Encouragement From The Word

Murray’s enemies, Jackson’s friends?

As you may have heard, Michael Jackson’s personal physician, Conrad Murray, was convicted this week of administering a lethal amount of a medication that led to Jackson’s death.

While the story in itself is tragic enough, what I observed to be almost equally as tragic is the reaction of onlookers – principally fans of Michael Jackson’s music – who cheered and rejoiced at the downfall of another human being.

Dr. Murray was found guilty by a jury of his peers, and there are consequences to pay when one is found guilty of a crime, beyond a shadow of a doubt.  But he is still a human being, a person who, like those cheering onlookers and the rest of us, is in need of God’s grace.

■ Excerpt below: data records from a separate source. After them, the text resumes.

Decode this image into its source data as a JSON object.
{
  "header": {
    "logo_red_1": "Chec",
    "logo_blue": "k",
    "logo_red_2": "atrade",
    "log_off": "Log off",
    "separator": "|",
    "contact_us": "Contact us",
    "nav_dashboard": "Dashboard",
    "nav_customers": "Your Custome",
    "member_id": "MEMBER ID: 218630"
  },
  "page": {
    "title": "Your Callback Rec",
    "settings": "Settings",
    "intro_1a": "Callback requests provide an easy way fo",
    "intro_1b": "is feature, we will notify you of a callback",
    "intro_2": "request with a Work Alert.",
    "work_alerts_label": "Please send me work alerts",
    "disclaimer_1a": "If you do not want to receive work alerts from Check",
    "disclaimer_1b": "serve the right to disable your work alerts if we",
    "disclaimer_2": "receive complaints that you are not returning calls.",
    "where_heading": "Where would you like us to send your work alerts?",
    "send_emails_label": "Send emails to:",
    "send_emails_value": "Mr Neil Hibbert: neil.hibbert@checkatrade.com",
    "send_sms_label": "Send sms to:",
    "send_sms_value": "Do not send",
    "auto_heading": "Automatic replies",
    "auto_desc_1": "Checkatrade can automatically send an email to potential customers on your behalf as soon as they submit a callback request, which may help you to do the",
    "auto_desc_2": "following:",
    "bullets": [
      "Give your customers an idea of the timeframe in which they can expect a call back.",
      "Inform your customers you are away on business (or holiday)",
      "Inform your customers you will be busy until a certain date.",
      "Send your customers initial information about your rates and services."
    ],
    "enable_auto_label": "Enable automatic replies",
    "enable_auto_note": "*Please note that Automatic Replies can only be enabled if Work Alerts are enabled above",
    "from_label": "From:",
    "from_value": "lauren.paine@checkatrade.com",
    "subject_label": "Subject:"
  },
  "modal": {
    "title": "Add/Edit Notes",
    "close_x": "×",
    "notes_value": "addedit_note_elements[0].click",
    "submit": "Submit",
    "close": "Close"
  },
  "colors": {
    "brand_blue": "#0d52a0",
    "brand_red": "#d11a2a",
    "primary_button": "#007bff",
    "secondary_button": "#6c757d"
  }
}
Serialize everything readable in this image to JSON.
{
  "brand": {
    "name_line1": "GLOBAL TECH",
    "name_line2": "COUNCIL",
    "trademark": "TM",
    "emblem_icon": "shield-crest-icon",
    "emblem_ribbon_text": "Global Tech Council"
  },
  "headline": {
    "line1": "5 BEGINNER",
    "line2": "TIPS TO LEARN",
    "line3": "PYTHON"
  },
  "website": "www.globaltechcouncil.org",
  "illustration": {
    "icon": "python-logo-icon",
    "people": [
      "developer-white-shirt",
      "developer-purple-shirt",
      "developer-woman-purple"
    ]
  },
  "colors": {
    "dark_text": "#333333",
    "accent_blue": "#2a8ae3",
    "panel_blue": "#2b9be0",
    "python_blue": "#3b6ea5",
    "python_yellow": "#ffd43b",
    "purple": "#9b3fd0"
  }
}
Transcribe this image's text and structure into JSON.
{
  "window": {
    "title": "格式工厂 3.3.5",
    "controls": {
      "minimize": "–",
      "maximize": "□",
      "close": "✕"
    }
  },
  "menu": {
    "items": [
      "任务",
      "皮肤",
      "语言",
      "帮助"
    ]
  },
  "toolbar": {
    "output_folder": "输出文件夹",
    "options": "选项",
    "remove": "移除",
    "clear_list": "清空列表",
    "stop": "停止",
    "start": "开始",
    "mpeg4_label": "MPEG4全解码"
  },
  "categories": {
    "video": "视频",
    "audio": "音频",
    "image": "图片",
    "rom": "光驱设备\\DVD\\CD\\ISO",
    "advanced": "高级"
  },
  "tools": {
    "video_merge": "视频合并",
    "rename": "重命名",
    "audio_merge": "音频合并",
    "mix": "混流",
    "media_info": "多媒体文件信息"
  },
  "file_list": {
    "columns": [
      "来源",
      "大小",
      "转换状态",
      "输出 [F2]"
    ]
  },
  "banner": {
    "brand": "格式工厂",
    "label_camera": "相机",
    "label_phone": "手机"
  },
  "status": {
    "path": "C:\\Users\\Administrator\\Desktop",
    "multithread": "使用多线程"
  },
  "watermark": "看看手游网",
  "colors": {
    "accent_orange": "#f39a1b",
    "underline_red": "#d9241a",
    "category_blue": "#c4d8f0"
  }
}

Seeing this response reminded me of the reaction of the children of Palestine and other parts of the Middle East when they learned of the bombing of the World Trade Center on September 11, 2001.  The children – people who often are the quickest to give the benefit of the doubt – were cheering in the streets at the news of the massive loss of American life.

Neither of these reactions is good, right, or helpful to the human cause.

Why do people find cause to rejoice in the suffering (just or unjust) of others?  Some are wont to say, There, but for the grace of God, go I.  That might be a reasonable reaction.  But cheering is not.

We can believe that something is wrong, that something is unjust.  That’s appropriate, even healthy, as a form of discernment.  How we react to that wrong, that injustice – that says more about us than about another.  Today, when we remember the hard work and the suffering of those who fought and died to maintain our country’s freedom, we do well to remember that those brave people fought and died to maintain our right to believe that others are wrong.  (That, folks, is what the real meaning of tolerance is.)  I don’t think these folks gave themselves in war so that we could cheer and rejoice over the suffering of those whom we believe to be wrong.

Dear friends, never take revenge.  Leave that to the righteous anger of God.  For the Scriptures say,

‘I will take revenge;
I will pay them back,’
says the Lord.

Instead,

‘If your enemies are hungry, feed them.
If they are thirsty, give them something to drink.
In doing this, you will heap
burning coals of shame on their heads.’

Don’t let evil conquer you, but conquer evil by doing good” (Romans 12.19-21, NLT).

Peace to you, as you give thanks for your freedom today.